A very influential person in this debate was Osterhout (the Tcl man) who saw the need for a 'glue language' to tie C modules together. And this worked very well, despite the many weakness of tcl/tk (hint: Bash on steriods does not scale.) As it's been pointed out, applications are mostly glue to bind libraries together these days. I personally resisted this 'two languages' thing for a long while, I felt that a flexible language like C++ could stretch to both roles, especially with a good interpreter for the glue bits. The interpreter kept me busy for a few years and resulted in a severe allergy to C++;) But it is in fact useful that the two languages _look_ different, so that the correct mental framework is loaded, which is a point alluded to in the Lightroom presentation. Lua-tcc strikes me as a step in the wrong direction, because you want to keep modules and glue as separate entities.

Lua is a natural successor to Tcl, but never had a GUI app framework like tk. So anybody wanting to do a Lua application has to make choices: lua-gtk,LuaInterface,LuaJava,wxLua,IUP, etc, and basically have to do a 'due dilligence' investigation to see if a framework is mature enough, or currently maintained, etc. (For example, I am really impressed with LuaJava, but it _is_ ownerless at the moment; lua-gtk is going through intense refactoring, etc) This is particularly important if it's going to be used 'officially'! This isn't a call for standardization, however, I personally like choice, but understand that choice is confusing, especially if there are a few potential duds in the box of chocolates.

Another issue is support for 'programming in the large', which these days is mostly seen as tool support but still feeds into language design.

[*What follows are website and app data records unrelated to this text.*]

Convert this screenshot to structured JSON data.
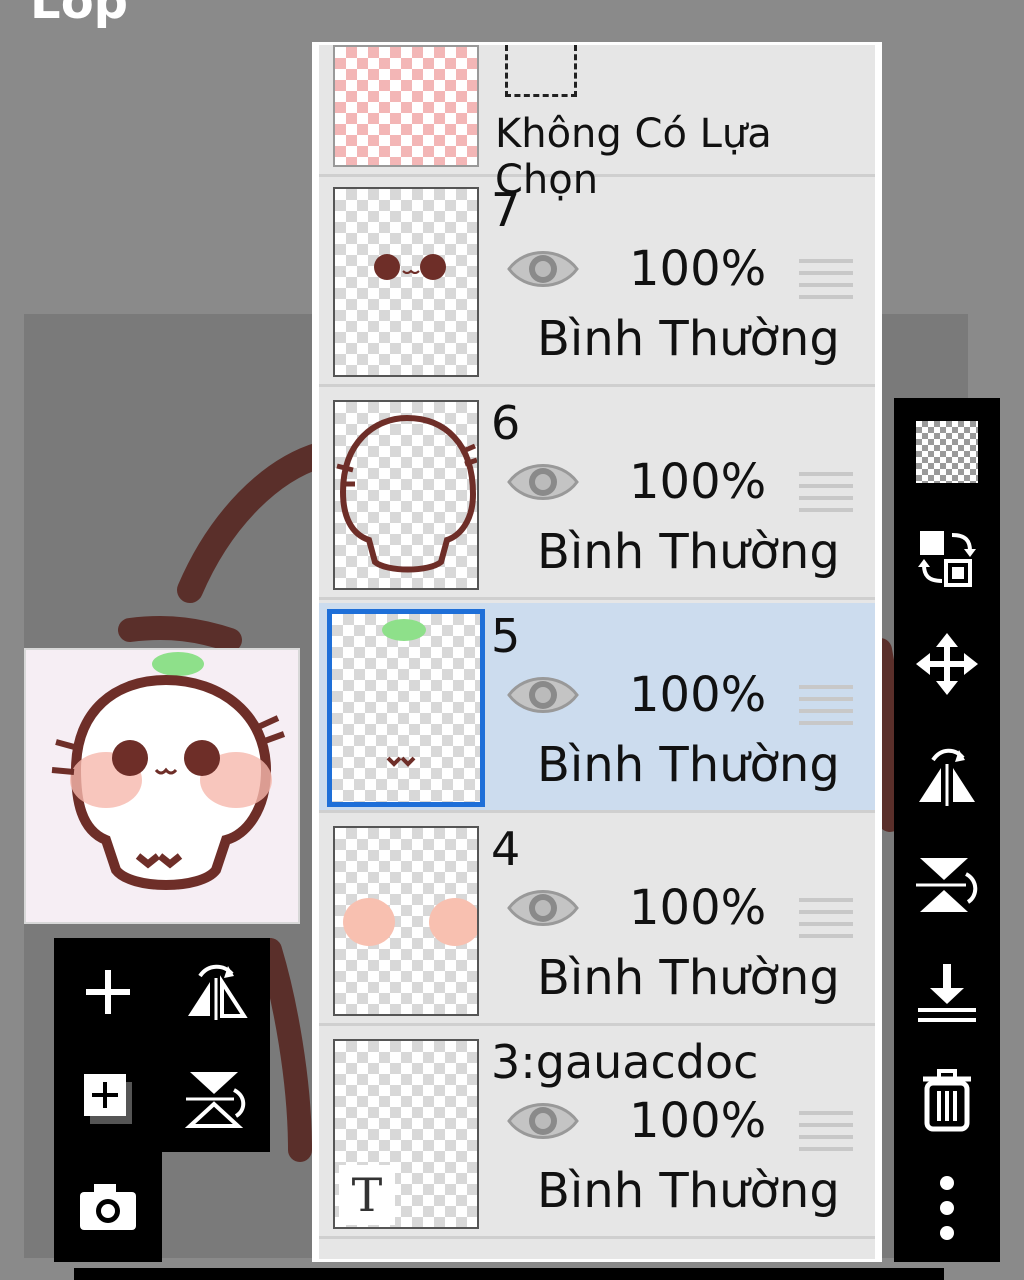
{
  "header": {
    "title": "Lớp"
  },
  "selection_row": {
    "label": "Không Có Lựa Chọn"
  },
  "layers": [
    {
      "name": "7",
      "opacity": "100%",
      "blend": "Bình Thường",
      "selected": false
    },
    {
      "name": "6",
      "opacity": "100%",
      "blend": "Bình Thường",
      "selected": false
    },
    {
      "name": "5",
      "opacity": "100%",
      "blend": "Bình Thường",
      "selected": true
    },
    {
      "name": "4",
      "opacity": "100%",
      "blend": "Bình Thường",
      "selected": false
    },
    {
      "name": "3:gauacdoc",
      "opacity": "100%",
      "blend": "Bình Thường",
      "selected": false
    }
  ],
  "left_toolbar": [
    "add-layer-icon",
    "flip-horizontal-icon",
    "add-layer-copy-icon",
    "flip-vertical-icon",
    "camera-icon"
  ],
  "right_toolbar": [
    "transparency-icon",
    "swap-icon",
    "move-icon",
    "flip-horizontal-icon",
    "flip-vertical-icon",
    "merge-down-icon",
    "trash-icon",
    "more-icon"
  ],
  "colors": {
    "selected_bg": "#ccdcee",
    "selected_border": "#1e6fd8",
    "toolbar_bg": "#000000",
    "ink": "#6e2e28"
  }
}
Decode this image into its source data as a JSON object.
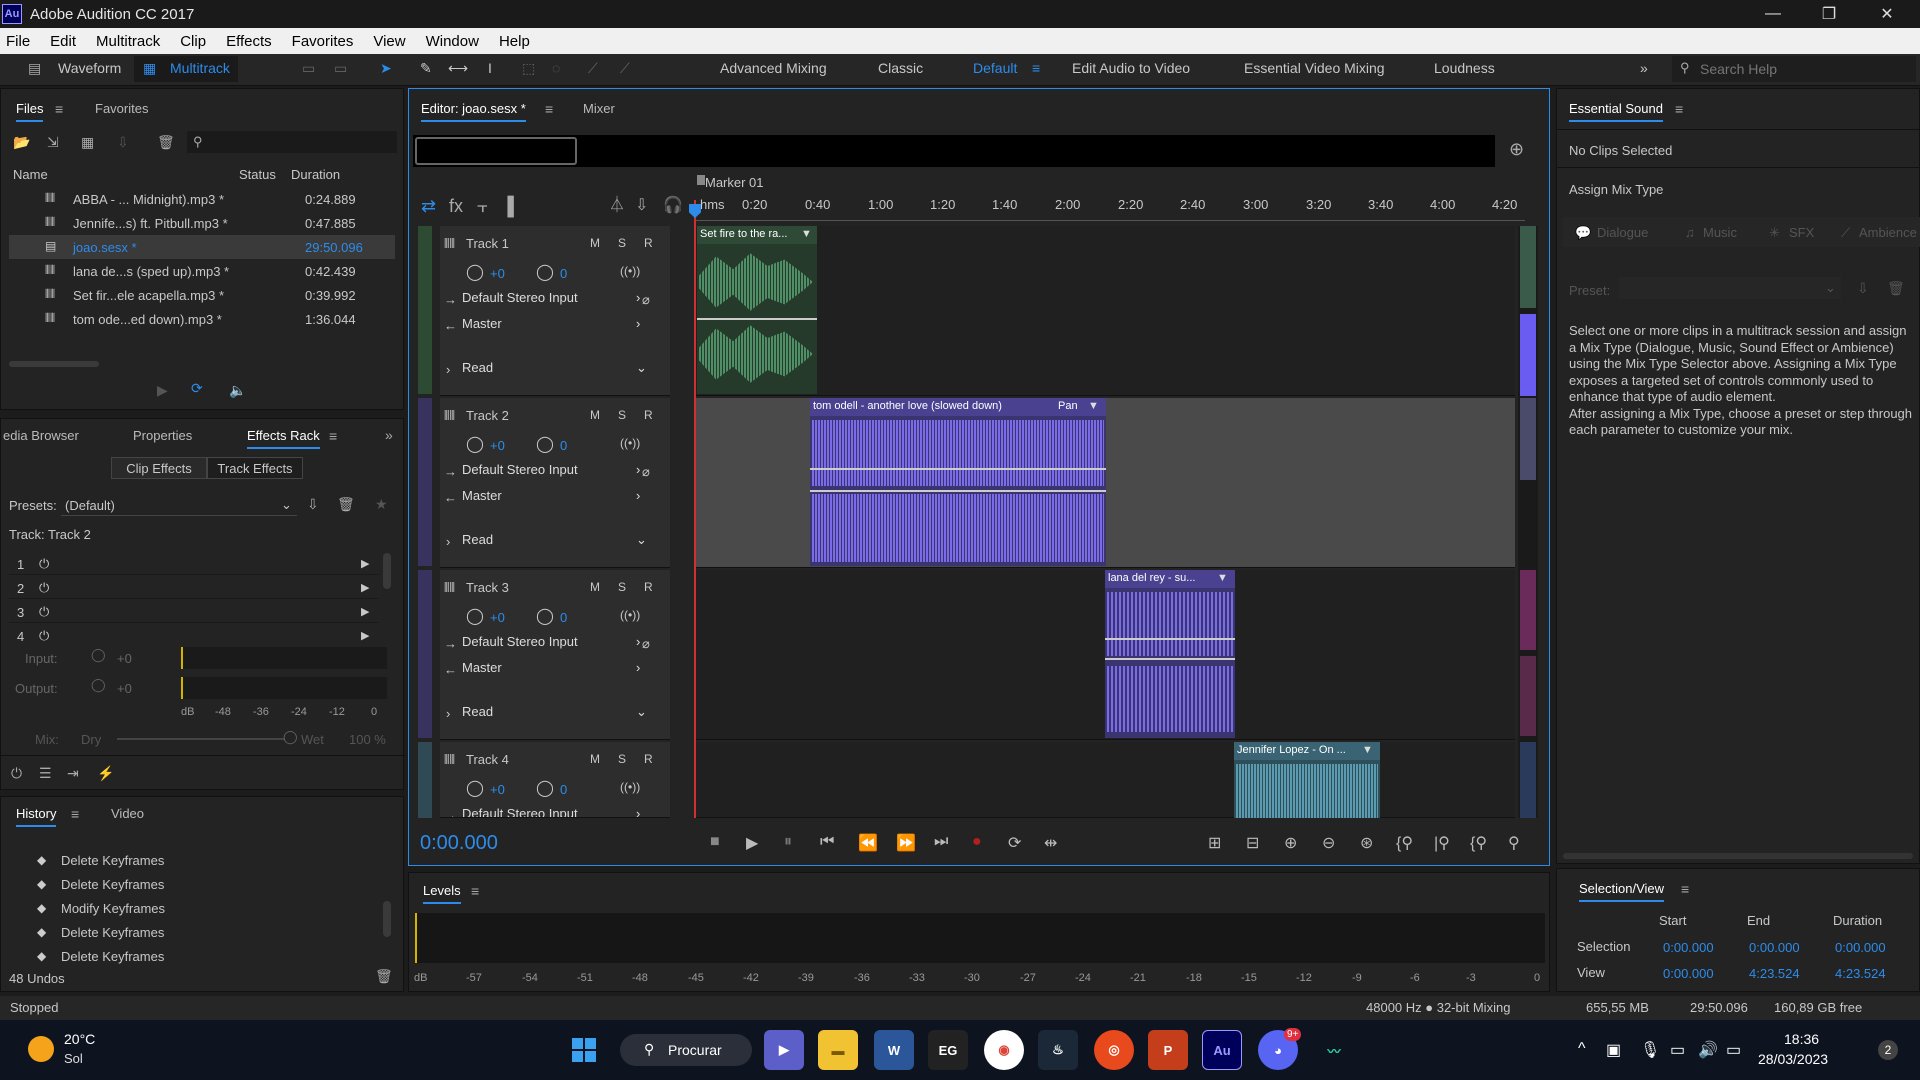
{
  "app": {
    "title": "Adobe Audition CC 2017",
    "logo": "Au"
  },
  "menu": [
    "File",
    "Edit",
    "Multitrack",
    "Clip",
    "Effects",
    "Favorites",
    "View",
    "Window",
    "Help"
  ],
  "toolbar": {
    "waveform": "Waveform",
    "multitrack": "Multitrack",
    "workspaces": [
      "Advanced Mixing",
      "Classic",
      "Default",
      "Edit Audio to Video",
      "Essential Video Mixing",
      "Loudness"
    ],
    "active_workspace": "Default",
    "search_placeholder": "Search Help"
  },
  "files_panel": {
    "tabs": [
      "Files",
      "Favorites"
    ],
    "columns": {
      "name": "Name",
      "status": "Status",
      "duration": "Duration"
    },
    "files": [
      {
        "name": "ABBA - ... Midnight).mp3 *",
        "duration": "0:24.889"
      },
      {
        "name": "Jennife...s) ft. Pitbull.mp3 *",
        "duration": "0:47.885"
      },
      {
        "name": "joao.sesx *",
        "duration": "29:50.096"
      },
      {
        "name": "lana de...s (sped up).mp3 *",
        "duration": "0:42.439"
      },
      {
        "name": "Set fir...ele acapella.mp3 *",
        "duration": "0:39.992"
      },
      {
        "name": "tom ode...ed down).mp3 *",
        "duration": "1:36.044"
      }
    ]
  },
  "effects_panel": {
    "tabs": [
      "edia Browser",
      "Properties",
      "Effects Rack"
    ],
    "subtabs": [
      "Clip Effects",
      "Track Effects"
    ],
    "presets_label": "Presets:",
    "preset_value": "(Default)",
    "track_label": "Track: Track 2",
    "slots": [
      "1",
      "2",
      "3",
      "4"
    ],
    "input_label": "Input:",
    "output_label": "Output:",
    "gain_value": "+0",
    "db_scale": [
      "dB",
      "-48",
      "-36",
      "-24",
      "-12",
      "0"
    ],
    "mix_label": "Mix:",
    "dry_label": "Dry",
    "wet_label": "Wet",
    "wet_value": "100 %"
  },
  "history_panel": {
    "tabs": [
      "History",
      "Video"
    ],
    "items": [
      "Delete Keyframes",
      "Delete Keyframes",
      "Modify Keyframes",
      "Delete Keyframes",
      "Delete Keyframes"
    ],
    "undos": "48 Undos"
  },
  "editor": {
    "tabs": [
      "Editor: joao.sesx *",
      "Mixer"
    ],
    "marker": "Marker 01",
    "ruler": [
      "hms",
      "0:20",
      "0:40",
      "1:00",
      "1:20",
      "1:40",
      "2:00",
      "2:20",
      "2:40",
      "3:00",
      "3:20",
      "3:40",
      "4:00",
      "4:20"
    ],
    "time": "0:00.000",
    "tracks": [
      {
        "name": "Track 1",
        "vol": "+0",
        "pan": "0",
        "input": "Default Stereo Input",
        "output": "Master",
        "mode": "Read",
        "color": "#3cb371"
      },
      {
        "name": "Track 2",
        "vol": "+0",
        "pan": "0",
        "input": "Default Stereo Input",
        "output": "Master",
        "mode": "Read",
        "color": "#7a6cf5"
      },
      {
        "name": "Track 3",
        "vol": "+0",
        "pan": "0",
        "input": "Default Stereo Input",
        "output": "Master",
        "mode": "Read",
        "color": "#7a6cf5"
      },
      {
        "name": "Track 4",
        "vol": "+0",
        "pan": "0",
        "input": "Default Stereo Input",
        "output": "Master",
        "mode": "Read",
        "color": "#4aa0b5"
      }
    ],
    "msr": [
      "M",
      "S",
      "R"
    ],
    "clips": [
      {
        "label": "Set fire to the ra...",
        "extra": ""
      },
      {
        "label": "tom odell - another love (slowed down)",
        "extra": "Pan"
      },
      {
        "label": "lana del rey - su...",
        "extra": ""
      },
      {
        "label": "Jennifer Lopez - On ...",
        "extra": ""
      }
    ]
  },
  "levels": {
    "title": "Levels",
    "scale": [
      "dB",
      "-57",
      "-54",
      "-51",
      "-48",
      "-45",
      "-42",
      "-39",
      "-36",
      "-33",
      "-30",
      "-27",
      "-24",
      "-21",
      "-18",
      "-15",
      "-12",
      "-9",
      "-6",
      "-3",
      "0"
    ]
  },
  "essential_sound": {
    "title": "Essential Sound",
    "no_clips": "No Clips Selected",
    "assign": "Assign Mix Type",
    "types": [
      "Dialogue",
      "Music",
      "SFX",
      "Ambience"
    ],
    "preset_label": "Preset:",
    "description": "Select one or more clips in a multitrack session and assign a Mix Type (Dialogue, Music, Sound Effect or Ambience) using the Mix Type Selector above. Assigning a Mix Type exposes a targeted set of controls commonly used to enhance that type of audio element.\nAfter assigning a Mix Type, choose a preset or step through each parameter to customize your mix."
  },
  "selection_view": {
    "title": "Selection/View",
    "cols": [
      "Start",
      "End",
      "Duration"
    ],
    "selection_label": "Selection",
    "view_label": "View",
    "selection": [
      "0:00.000",
      "0:00.000",
      "0:00.000"
    ],
    "view": [
      "0:00.000",
      "4:23.524",
      "4:23.524"
    ]
  },
  "status_bar": {
    "state": "Stopped",
    "format": "48000 Hz ● 32-bit Mixing",
    "memory": "655,55 MB",
    "duration": "29:50.096",
    "free": "160,89 GB free"
  },
  "taskbar": {
    "temp": "20°C",
    "weather": "Sol",
    "search": "Procurar",
    "time": "18:36",
    "date": "28/03/2023",
    "notif": "2",
    "discord_badge": "9+"
  },
  "colors": {
    "accent": "#2d8ceb",
    "track_green": "#3cb371",
    "track_purple": "#6a5acd",
    "track_teal": "#4a8fa0"
  }
}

The kind of happy hackery that works for 100 line scripts seems to lead to unhappiness in 100K applications (e.g. check out 'Dreaming in Code' about Chandler and Python); dynamic languages do not typically have explicit type annotations, so the tools have to work a lot harder. Eclipse with Java totally impresses me, but Eclipse with other languages was underwhelming (haven't tried the Lua plugin yet, however). We have the dynamic language paradox, usually expressed as 'conversion stories': former hard-line statically-typed X programmer discovers that they are enormously more productive in dynamic language Y for a weekend project, but miss the tool support with big projects. Maybe one needs explicit type annotations for the public interface of modules (defined here more loosely as a unit of code aggregation or programmer responsibility) but the internal module implementation can be more free wheeling? Are there means to make dynamic programming productivity scale well? More intelligent spell-checking? Source browsers that can hop around like mountain goats in million-line projects?

(My apologies for the mini-essay but it seems to be essay week on the Lua List ;))

steve d.